September 01, 2017

Restating the Obvious, Briefly

Certain themes of critical importance have been constants in my writing here, in some cases for more than a decade. (See the two collections of Alice Miller essays discussed in this post, for many examples.) One of those themes is captured very accurately in the title of an essay from five years ago that I once again draw to your attention: "The Infinite Human Capacity to Deny the Obvious."

I was reminded of that article because I recently read still another piece by a well-known "antiwar" writer bemoaning the fact that U.S. policy in Afghanistan has been a miserable failure. Not only that: it's been a miserable failure for 16 years! (The particular article and the specific writer are of no consequence, but I'll probably address a few aspects of this category of analysis in the next few weeks, using that and other examples.)

To call U.S. policy in Afghanistan a failure is, of course, unutterably wrong.

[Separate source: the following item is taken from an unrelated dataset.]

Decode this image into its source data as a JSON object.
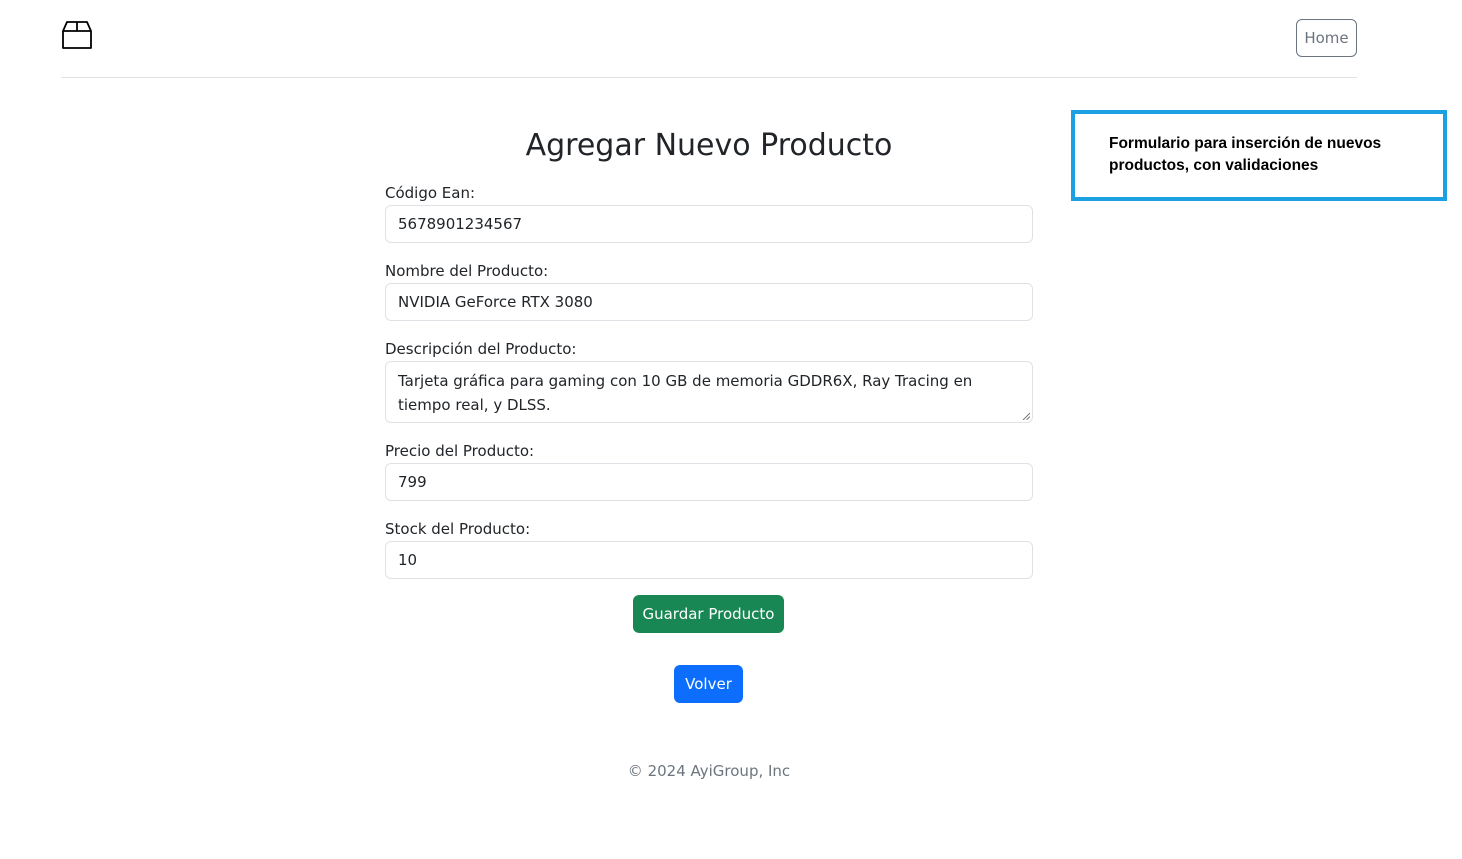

Whenever you hear someone peddling this line, you can quickly and safely move along to find an analyst who actually knows what he's talking about. In my article from five years ago linked above, I discuss Robert Higgs and what I call The Higgs Principle. Here is that Principle, direct from Mr. Higgs himself:
As a general rule for understanding public policies, I insist that there are no persistent "failed" policies. Policies that do not achieve their desired outcomes for the actual powers-that-be are quickly changed. If you want to know why the U.S. policies have been what they have been for the past sixty years, you need only comply with that invaluable rule of inquiry in politics: follow the money.
There is more Higgs in the earlier post. There is also some analysis of my own which is, dare I say it, excellent. Hell, it's fabulous. Seriously: I hadn't read that post in several years. I was impressed. Haha.

If U.S. policy in Afghanistan were truly a failure -- a failure, that is, to the actual powers-that-be -- it would have been changed in five years at the outside, and probably sooner. The fact that it has not changed, certainly not in terms of essentials, means that the powers-that-be are achieving precisely what they want. In addition to the benefits identified by Higgs, there is one additional over-arching goal that the damnable powers-that-be share, and believe in to the core of their putrid, twisted little hearts: that the United States is entitled to and must have geopolitical dominance.

If you have a few spare minutes, look at Afghanistan on a map. It's right smack in the middle of everything. Consequently, it's of enormous strategic importance. As a very nice additional benefit, one especially appreciated by the endlessly greedy, grasping powers-that-be, it happens to be sitting on very valuable natural resources. So what if lots of innocent people die? So what if the country is a wreck in terms of an independent, functioning government? What makes you think the powers-that-be actually want an independent, functioning government? They didn't want one in Iraq, and they don't want one in Afghanistan. (And they have never wanted independent, functioning governments in all the other countries in which the U.S. has intervened over many decades, openly or covertly.) More troops for Afghanistan? That doesn't mean that U.S policy is a failure. It signifies that the U.S. is more than ever committed to its policy of dominance and control over as much of the world as possible. We will not be leaving Afghanistan, or the Middle East (or Africa, or Asia, or or or...) anytime soon.

I don't consider this a subtle point. If one examines and judges all the available evidence, the truth of The Higgs Principle is overwhelming. I think one of the more interesting questions is why so many "antiwar" and "dissenting" writers -- many of whom are unusually smart and entirely capable of grasping this argument -- continue to offer the "failure" line. That's one of the questions I've wanted to address for some time, and I plan to get to it soon -- not in terms of offering pointless conjecture above the psychology of any particular individual, but with regard to the broader cultural forces in play.

The importance of The Higgs Principle cannot be overstated. It's one of those identifications that sweeps away reams of incomplete, frustratingly wrongly-focused analysis, and allows one to see what's transpiring with far greater clarity. So, to be continued ...


We're broiling in Los Angeles. It was over 100 yesterday and will be over 100 again today. Then it will be in the 90s and high 80s through all of next week. I'm having an awful time.

In response to my donation post yesterday, I've received seven donations, totaling about one-third of what I need. Most of those donations are from old friends and supporters -- thank you, folks! Bless you all. Because of the holiday weekend, I need to gather $300-$400 more today, if I'm going to be able to pay the rent next Tuesday. (Monday is a bank holiday, and it takes a couple of days to process donations through the accounts involved.) If I can't pay the rent Tuesday, it won't be the end of the world, but it won't be exactly helpful, either. Also, there's that electric bill sitting out there still ... and food would be nice.

Please help if you can! I put together the post above because that issue was annoying me, and I wanted to point people to that past article of mine. Good stuff there! And I wanted to reassure potential donors that I can still put words together and make actual sentences.

It's just past 7 AM, and I'm already sweating. So now I think I'll go back to bed. Sasha is keeping me constant company through our ordeal. I can't express what a relief it is that she's better. Sasha is getting better, and I can still write. Maybe we're not doomed! Hell, there are still far too many goddamned bastards to deal with. No time for quitting now.

And pray for cool weather! Christ...